4. Too much alcohol
From champagne to eggnog to Irish coffee, booze is a big part of holiday parties. Unfortunately, alcohol can put a damper on our immune system as well as the following morning. One study showed how alcohol disrupts the functioning of the upper airways and immune cells, which is why respiratory infections tend to affect drinkers more severely than non-drinkers.
5. Lack of exercise
You might think that exercise makes it easier to get sick (You don’t want to run yourself ragged, right?) but the truth is, getting your blood pumping may actually help flush bacteria from the lungs reducing your chances of getting sick. In addition, the rise in body temperature that occurs during exercise can prevent bacteria and viruses from growing. Staying sedentary over the holidays is one reason why many of us start the year with a cold.
How to Have a Health(ier) Holiday
5 Easy Fixes for an Immune-Healthy Holiday
1. Skip Breakfast
Intermittent fasting is a great way to give your body a mini reset in the midst of big holiday meals. And all you really have to do is skip breakfast. By leaving a longer gap between dinner and your first meal the next day, you can reduce inflammation — studies show that intermittent fasting reduces inflammation and improves inflammatory disease — and give your gut the rest it needs to repair itself from the damage done by stress and poor dietary choices.
2. Do a 20-minute HIIT workout
As we just learned, staying sedentary can have pretty big consequences when it comes to fighting off germs and bacteria. The good news is that you don’t need to spend an hour at the gym, run a marathon, or buy a bunch of fancy workout gear to combat this! Instead, a quick high-intensity workout like a 20-minute HIIT workout will do the trick. Try this no-impact, zero-equipment 20-minute HIIT workout.
3. Try extended-release melatonin
If you’re changing time zones or having trouble sleeping in a new environment, a melatonin supplement can be a great place to turn. It helps the body get into stage 4 sleep — the most restorative stage — which helps boost your immune system. I recommend trying an extended-release formula, which releases melatonin slowly throughout the night so you don’t wake up or toss and turn. Start with 1 to 3 milligrams one hour before bedtime.
4. Fill up on vegetable dishes first
You grab a plate, and you’re ready to sit down for a delicious holiday meal…. what do you put on your plate first? If your first answer is meat, bread, or other similar dishes, can I propose an alternative?

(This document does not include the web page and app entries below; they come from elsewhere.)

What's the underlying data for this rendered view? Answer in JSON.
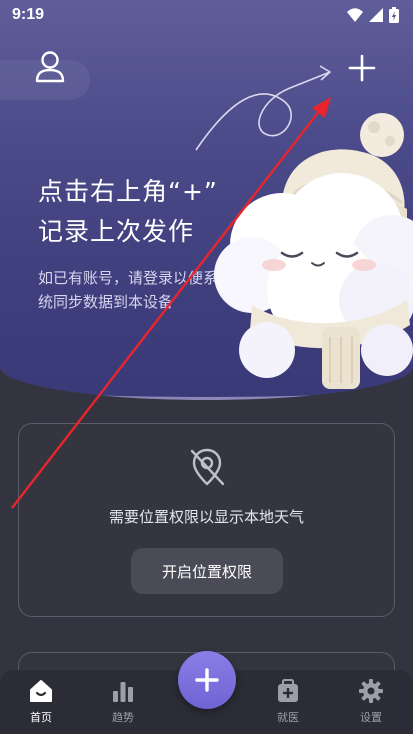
{
  "status_bar": {
    "time": "9:19",
    "icons": [
      "wifi-icon",
      "signal-icon",
      "battery-icon"
    ]
  },
  "hero": {
    "title_line1": "点击右上角“+”",
    "title_line2": "记录上次发作",
    "subtitle": "如已有账号，请登录以便系统同步数据到本设备",
    "icons": [
      "user-icon",
      "add-icon",
      "dashed-arrow-icon",
      "cloud-mascot-icon"
    ]
  },
  "location_card": {
    "icon": "location-off-icon",
    "message": "需要位置权限以显示本地天气",
    "button_label": "开启位置权限"
  },
  "tab_bar": {
    "items": [
      {
        "label": "首页",
        "icon": "home-icon",
        "active": true
      },
      {
        "label": "趋势",
        "icon": "bar-chart-icon",
        "active": false
      },
      {
        "label": "就医",
        "icon": "medical-kit-icon",
        "active": false
      },
      {
        "label": "设置",
        "icon": "gear-icon",
        "active": false
      }
    ],
    "fab_icon": "add-icon"
  },
  "colors": {
    "background": "#33343f",
    "hero_top": "#5f5e9a",
    "hero_bottom": "#3a3977",
    "accent": "#7b70dd",
    "annotation_arrow": "#e8252c"
  }
}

One of my best strategies for a healthier holiday is to stock your plate with the veggie dishes first; that way, you aren’t missing out on healthy antioxidants and fiber that helps fill you up without feeling stuffed.